• TASK REQUIREMENTS: The job is to output each record exactly as it stands, pictures excluded.

GIVEN INFORMATION section start

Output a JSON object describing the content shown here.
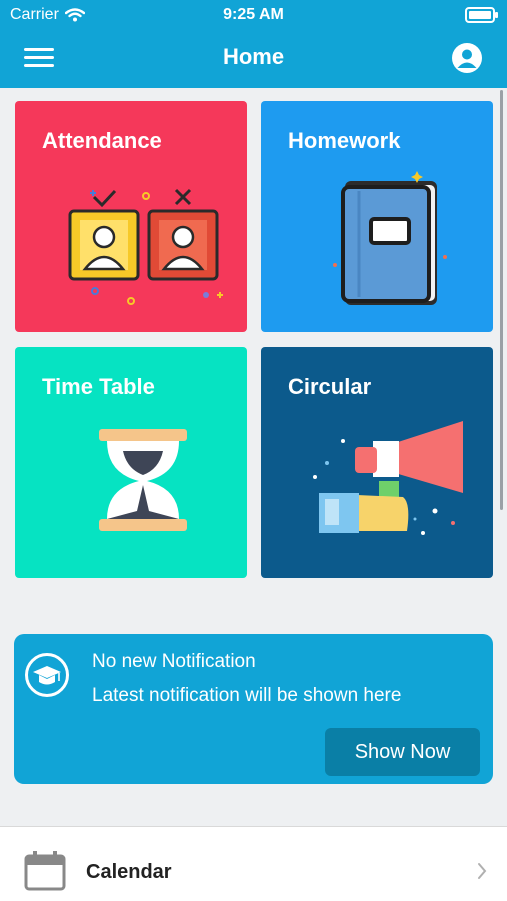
{
  "status_bar": {
    "carrier": "Carrier",
    "time": "9:25 AM"
  },
  "header": {
    "title": "Home"
  },
  "tiles": [
    {
      "title": "Attendance",
      "color": "#f5385a",
      "icon": "attendance-icon"
    },
    {
      "title": "Homework",
      "color": "#1e9bf0",
      "icon": "book-icon"
    },
    {
      "title": "Time Table",
      "color": "#06e3c2",
      "icon": "hourglass-icon"
    },
    {
      "title": "Circular",
      "color": "#0c5a8c",
      "icon": "megaphone-icon"
    }
  ],
  "notification": {
    "title": "No new Notification",
    "message": "Latest notification will be shown here",
    "button_label": "Show Now",
    "icon": "graduation-cap-icon"
  },
  "calendar": {
    "label": "Calendar",
    "icon": "calendar-icon"
  },
  "colors": {
    "accent": "#11a4d6",
    "background": "#eef0f2",
    "button": "#0a7fa6"
  }
}
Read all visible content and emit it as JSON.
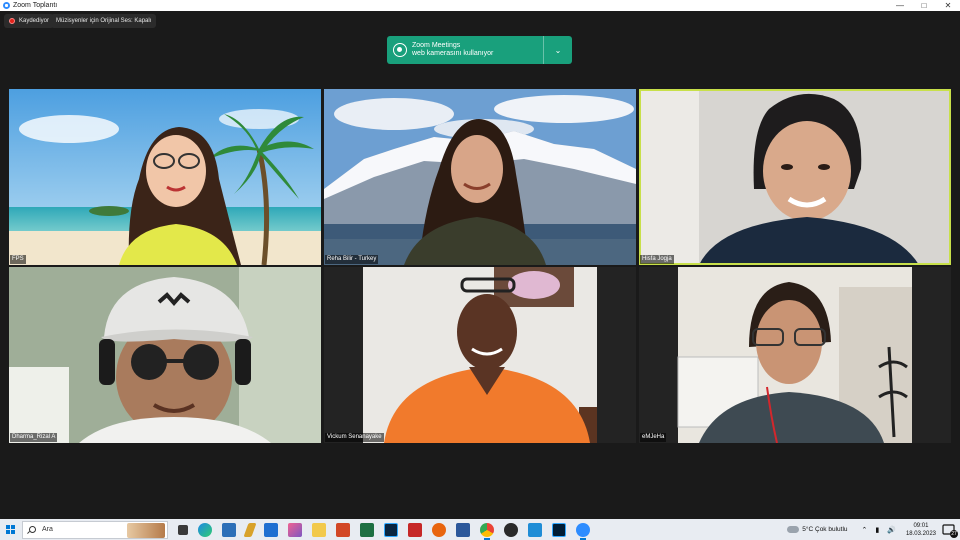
{
  "window": {
    "title": "Zoom Toplantı",
    "controls": [
      "minimize-icon",
      "maximize-icon",
      "close-icon"
    ]
  },
  "status": {
    "recording_label": "Kaydediyor",
    "original_sound_label": "Müzisyenler için Orijinal Ses: Kapalı"
  },
  "banner": {
    "line1": "Zoom Meetings",
    "line2": "web kamerasını kullanıyor",
    "icon": "webcam-icon",
    "color": "#19a07c"
  },
  "participants": [
    {
      "name": "FPS",
      "active": false
    },
    {
      "name": "Reha Bilir - Turkey",
      "active": false
    },
    {
      "name": "Hisfa Jogja",
      "active": true
    },
    {
      "name": "Dharma_Rizal A",
      "active": false
    },
    {
      "name": "Vickum Senanayake",
      "active": false
    },
    {
      "name": "eMJeHa",
      "active": false
    }
  ],
  "active_speaker_color": "#c8e04a",
  "taskbar": {
    "search_placeholder": "Ara",
    "weather": "5°C  Çok bulutlu",
    "time": "09:01",
    "date": "18.03.2023",
    "notification_count": "27"
  }
}
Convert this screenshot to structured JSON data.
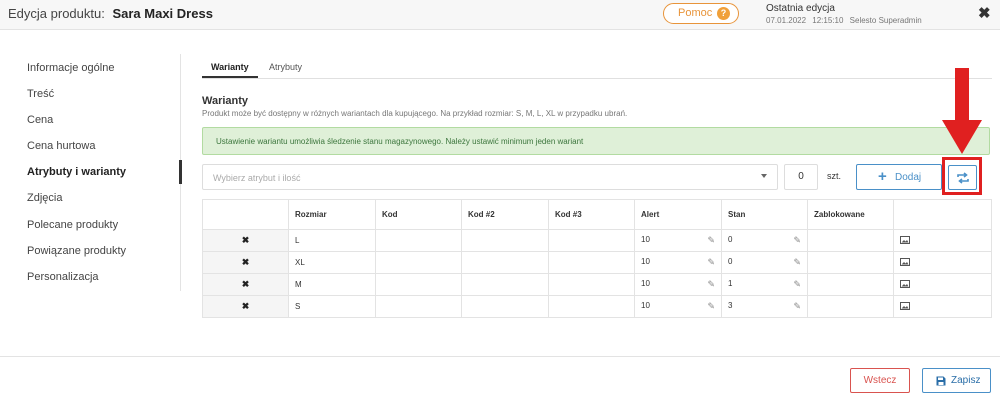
{
  "header": {
    "label": "Edycja produktu:",
    "product_name": "Sara Maxi Dress",
    "help_label": "Pomoc",
    "help_icon": "?",
    "last_edit_title": "Ostatnia edycja",
    "last_edit_date": "07.01.2022",
    "last_edit_time": "12:15:10",
    "last_edit_user": "Selesto Superadmin",
    "close_icon": "✖"
  },
  "sidebar": {
    "items": [
      {
        "label": "Informacje ogólne"
      },
      {
        "label": "Treść"
      },
      {
        "label": "Cena"
      },
      {
        "label": "Cena hurtowa"
      },
      {
        "label": "Atrybuty i warianty"
      },
      {
        "label": "Zdjęcia"
      },
      {
        "label": "Polecane produkty"
      },
      {
        "label": "Powiązane produkty"
      },
      {
        "label": "Personalizacja"
      }
    ],
    "active_index": 4
  },
  "tabs": [
    {
      "label": "Warianty"
    },
    {
      "label": "Atrybuty"
    }
  ],
  "variants": {
    "title": "Warianty",
    "description": "Produkt może być dostępny w różnych wariantach dla kupującego. Na przykład rozmiar: S, M, L, XL w przypadku ubrań.",
    "alert": "Ustawienie wariantu umożliwia śledzenie stanu magazynowego. Należy ustawić minimum jeden wariant",
    "select_placeholder": "Wybierz atrybut i ilość",
    "quantity": "0",
    "unit": "szt.",
    "add_label": "Dodaj"
  },
  "table": {
    "columns": [
      "",
      "Rozmiar",
      "Kod",
      "Kod #2",
      "Kod #3",
      "Alert",
      "Stan",
      "Zablokowane",
      ""
    ],
    "rows": [
      {
        "size": "L",
        "code": "",
        "code2": "",
        "code3": "",
        "alert": "10",
        "stock": "0"
      },
      {
        "size": "XL",
        "code": "",
        "code2": "",
        "code3": "",
        "alert": "10",
        "stock": "0"
      },
      {
        "size": "M",
        "code": "",
        "code2": "",
        "code3": "",
        "alert": "10",
        "stock": "1"
      },
      {
        "size": "S",
        "code": "",
        "code2": "",
        "code3": "",
        "alert": "10",
        "stock": "3"
      }
    ]
  },
  "footer": {
    "back_label": "Wstecz",
    "save_label": "Zapisz"
  },
  "colors": {
    "accent": "#4a90c8",
    "danger": "#d9534f",
    "help": "#e8943a",
    "success_bg": "#dff0d8",
    "highlight": "#e02020"
  }
}
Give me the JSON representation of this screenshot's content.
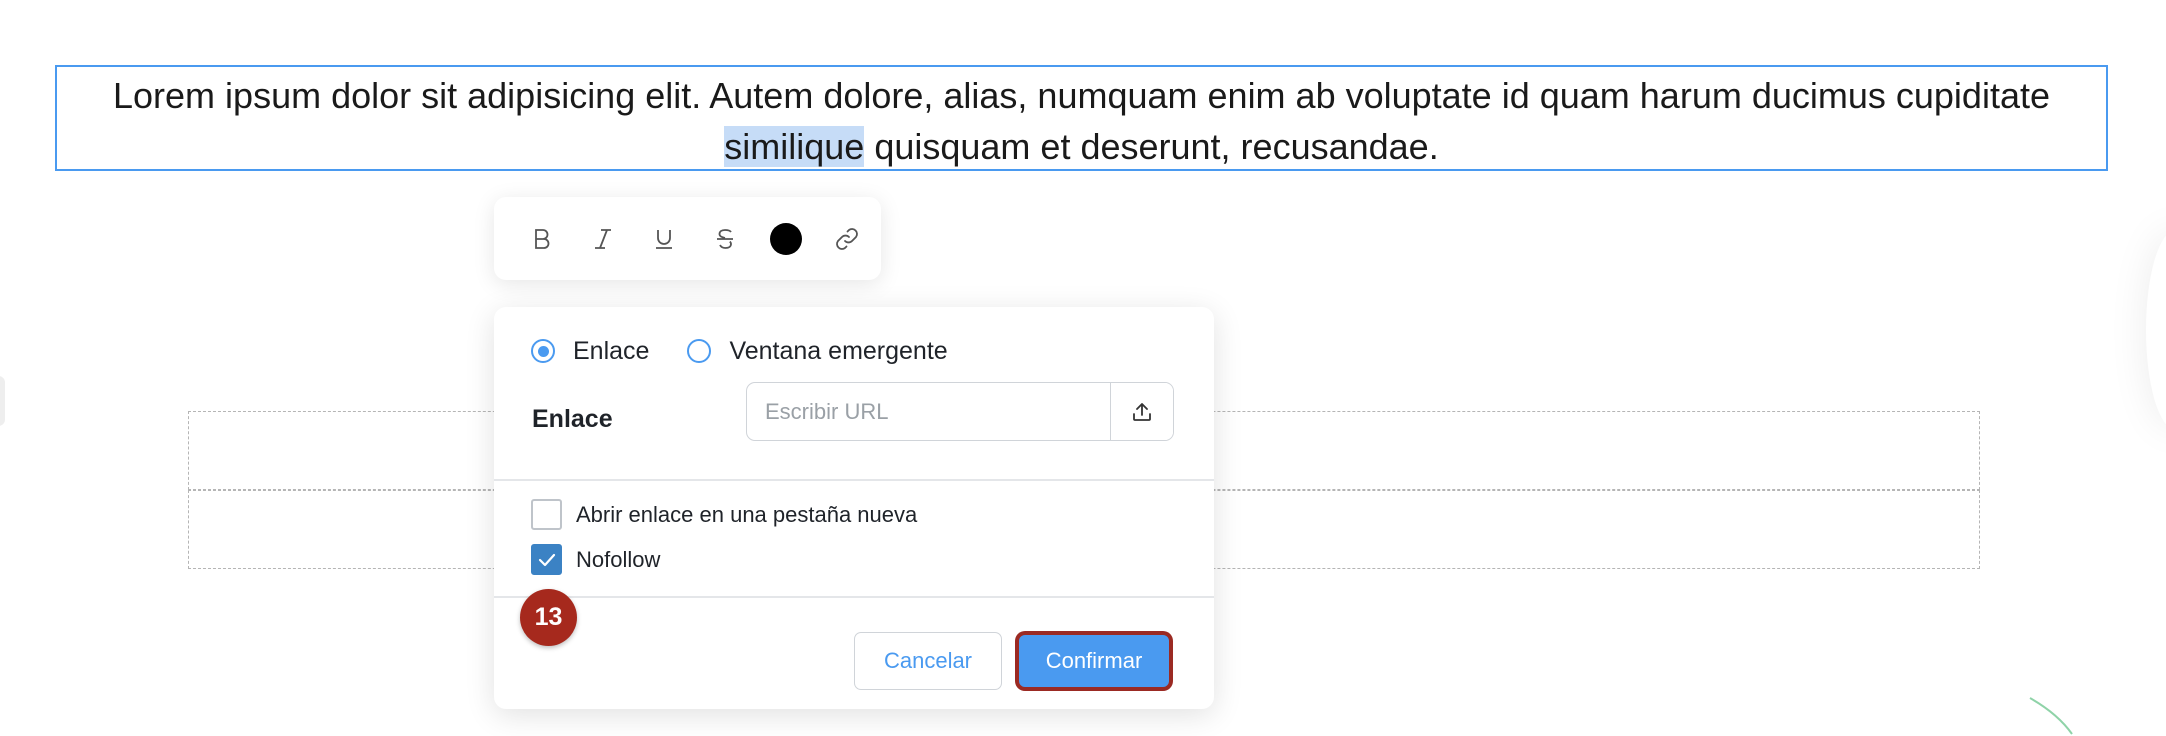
{
  "editor": {
    "text_before": "Lorem ipsum dolor sit adipisicing elit. Autem dolore, alias, numquam enim ab voluptate id quam harum ducimus cupiditate ",
    "selected_text": "similique",
    "text_after": " quisquam et deserunt, recusandae."
  },
  "toolbar": {
    "buttons": [
      "bold-icon",
      "italic-icon",
      "underline-icon",
      "strikethrough-icon",
      "color-picker",
      "link-icon"
    ],
    "text_color": "#000000"
  },
  "link_dialog": {
    "type_options": [
      {
        "label": "Enlace",
        "checked": true
      },
      {
        "label": "Ventana emergente",
        "checked": false
      }
    ],
    "url_label": "Enlace",
    "url_placeholder": "Escribir URL",
    "url_value": "",
    "options": [
      {
        "label": "Abrir enlace en una pestaña nueva",
        "checked": false
      },
      {
        "label": "Nofollow",
        "checked": true
      }
    ],
    "cancel_label": "Cancelar",
    "confirm_label": "Confirmar"
  },
  "step_badge": "13",
  "colors": {
    "accent": "#4a9af0",
    "checkbox_checked": "#3b82c4",
    "badge": "#a6291d",
    "highlight_outline": "#9b2a23",
    "selection": "#c6dcf7"
  }
}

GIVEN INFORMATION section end

• SOLVED EXERCISE:
Output a JSON object describing the content shown here.
{
  "status_bar": {
    "carrier": "Carrier",
    "time": "9:25 AM"
  },
  "header": {
    "title": "Home"
  },
  "tiles": [
    {
      "title": "Attendance",
      "color": "#f5385a",
      "icon": "attendance-icon"
    },
    {
      "title": "Homework",
      "color": "#1e9bf0",
      "icon": "book-icon"
    },
    {
      "title": "Time Table",
      "color": "#06e3c2",
      "icon": "hourglass-icon"
    },
    {
      "title": "Circular",
      "color": "#0c5a8c",
      "icon": "megaphone-icon"
    }
  ],
  "notification": {
    "title": "No new Notification",
    "message": "Latest notification will be shown here",
    "button_label": "Show Now",
    "icon": "graduation-cap-icon"
  },
  "calendar": {
    "label": "Calendar",
    "icon": "calendar-icon"
  },
  "colors": {
    "accent": "#11a4d6",
    "background": "#eef0f2",
    "button": "#0a7fa6"
  }
}
Read all visible content and emit it as JSON.
{
  "window": {
    "title": "Zoom Toplantı",
    "controls": [
      "minimize-icon",
      "maximize-icon",
      "close-icon"
    ]
  },
  "status": {
    "recording_label": "Kaydediyor",
    "original_sound_label": "Müzisyenler için Orijinal Ses: Kapalı"
  },
  "banner": {
    "line1": "Zoom Meetings",
    "line2": "web kamerasını kullanıyor",
    "icon": "webcam-icon",
    "color": "#19a07c"
  },
  "participants": [
    {
      "name": "FPS",
      "active": false
    },
    {
      "name": "Reha Bilir - Turkey",
      "active": false
    },
    {
      "name": "Hisfa Jogja",
      "active": true
    },
    {
      "name": "Dharma_Rizal A",
      "active": false
    },
    {
      "name": "Vickum Senanayake",
      "active": false
    },
    {
      "name": "eMJeHa",
      "active": false
    }
  ],
  "active_speaker_color": "#c8e04a",
  "taskbar": {
    "search_placeholder": "Ara",
    "weather": "5°C  Çok bulutlu",
    "time": "09:01",
    "date": "18.03.2023",
    "notification_count": "27"
  }
}
Convert this screenshot to structured JSON data.
{
  "header": {
    "label": "Edycja produktu:",
    "product_name": "Sara Maxi Dress",
    "help_label": "Pomoc",
    "help_icon": "?",
    "last_edit_title": "Ostatnia edycja",
    "last_edit_date": "07.01.2022",
    "last_edit_time": "12:15:10",
    "last_edit_user": "Selesto Superadmin",
    "close_icon": "✖"
  },
  "sidebar": {
    "items": [
      {
        "label": "Informacje ogólne"
      },
      {
        "label": "Treść"
      },
      {
        "label": "Cena"
      },
      {
        "label": "Cena hurtowa"
      },
      {
        "label": "Atrybuty i warianty"
      },
      {
        "label": "Zdjęcia"
      },
      {
        "label": "Polecane produkty"
      },
      {
        "label": "Powiązane produkty"
      },
      {
        "label": "Personalizacja"
      }
    ],
    "active_index": 4
  },
  "tabs": [
    {
      "label": "Warianty"
    },
    {
      "label": "Atrybuty"
    }
  ],
  "variants": {
    "title": "Warianty",
    "description": "Produkt może być dostępny w różnych wariantach dla kupującego. Na przykład rozmiar: S, M, L, XL w przypadku ubrań.",
    "alert": "Ustawienie wariantu umożliwia śledzenie stanu magazynowego. Należy ustawić minimum jeden wariant",
    "select_placeholder": "Wybierz atrybut i ilość",
    "quantity": "0",
    "unit": "szt.",
    "add_label": "Dodaj"
  },
  "table": {
    "columns": [
      "",
      "Rozmiar",
      "Kod",
      "Kod #2",
      "Kod #3",
      "Alert",
      "Stan",
      "Zablokowane",
      ""
    ],
    "rows": [
      {
        "size": "L",
        "code": "",
        "code2": "",
        "code3": "",
        "alert": "10",
        "stock": "0"
      },
      {
        "size": "XL",
        "code": "",
        "code2": "",
        "code3": "",
        "alert": "10",
        "stock": "0"
      },
      {
        "size": "M",
        "code": "",
        "code2": "",
        "code3": "",
        "alert": "10",
        "stock": "1"
      },
      {
        "size": "S",
        "code": "",
        "code2": "",
        "code3": "",
        "alert": "10",
        "stock": "3"
      }
    ]
  },
  "footer": {
    "back_label": "Wstecz",
    "save_label": "Zapisz"
  },
  "colors": {
    "accent": "#4a90c8",
    "danger": "#d9534f",
    "help": "#e8943a",
    "success_bg": "#dff0d8",
    "highlight": "#e02020"
  }
}
Give me the JSON representation of this screenshot's content.
{
  "editor": {
    "text_before": "Lorem ipsum dolor sit adipisicing elit. Autem dolore, alias, numquam enim ab voluptate id quam harum ducimus cupiditate ",
    "selected_text": "similique",
    "text_after": " quisquam et deserunt, recusandae."
  },
  "toolbar": {
    "buttons": [
      "bold-icon",
      "italic-icon",
      "underline-icon",
      "strikethrough-icon",
      "color-picker",
      "link-icon"
    ],
    "text_color": "#000000"
  },
  "link_dialog": {
    "type_options": [
      {
        "label": "Enlace",
        "checked": true
      },
      {
        "label": "Ventana emergente",
        "checked": false
      }
    ],
    "url_label": "Enlace",
    "url_placeholder": "Escribir URL",
    "url_value": "",
    "options": [
      {
        "label": "Abrir enlace en una pestaña nueva",
        "checked": false
      },
      {
        "label": "Nofollow",
        "checked": true
      }
    ],
    "cancel_label": "Cancelar",
    "confirm_label": "Confirmar"
  },
  "step_badge": "13",
  "colors": {
    "accent": "#4a9af0",
    "checkbox_checked": "#3b82c4",
    "badge": "#a6291d",
    "highlight_outline": "#9b2a23",
    "selection": "#c6dcf7"
  }
}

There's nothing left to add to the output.